Problem to work on - Return the listing below exactly, with the pictures dropped.

============================================================

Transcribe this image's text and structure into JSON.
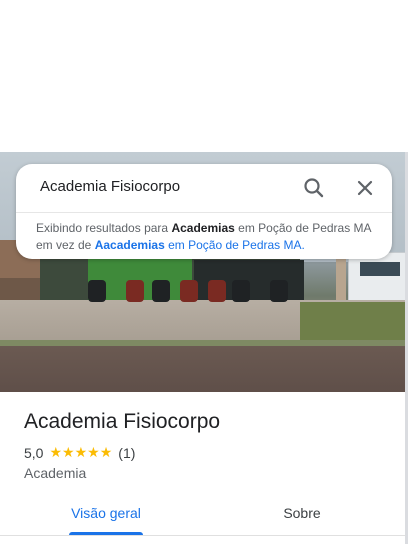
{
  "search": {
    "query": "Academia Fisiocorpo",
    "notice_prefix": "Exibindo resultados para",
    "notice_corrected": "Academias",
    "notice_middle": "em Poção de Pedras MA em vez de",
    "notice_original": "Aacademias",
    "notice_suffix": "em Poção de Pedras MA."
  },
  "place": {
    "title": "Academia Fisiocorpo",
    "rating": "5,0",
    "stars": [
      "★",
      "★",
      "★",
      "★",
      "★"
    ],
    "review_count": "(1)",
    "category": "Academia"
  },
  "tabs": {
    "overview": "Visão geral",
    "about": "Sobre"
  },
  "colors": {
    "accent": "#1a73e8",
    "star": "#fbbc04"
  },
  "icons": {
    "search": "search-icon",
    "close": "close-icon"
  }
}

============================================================

Expected answer -
Transcribe this image's text and structure into JSON.
{
  "search": {
    "query": "Academia Fisiocorpo",
    "notice_prefix": "Exibindo resultados para",
    "notice_corrected": "Academias",
    "notice_middle": "em Poção de Pedras MA em vez de",
    "notice_original": "Aacademias",
    "notice_suffix": "em Poção de Pedras MA."
  },
  "place": {
    "title": "Academia Fisiocorpo",
    "rating": "5,0",
    "stars": [
      "★",
      "★",
      "★",
      "★",
      "★"
    ],
    "review_count": "(1)",
    "category": "Academia"
  },
  "tabs": {
    "overview": "Visão geral",
    "about": "Sobre"
  },
  "colors": {
    "accent": "#1a73e8",
    "star": "#fbbc04"
  },
  "icons": {
    "search": "search-icon",
    "close": "close-icon"
  }
}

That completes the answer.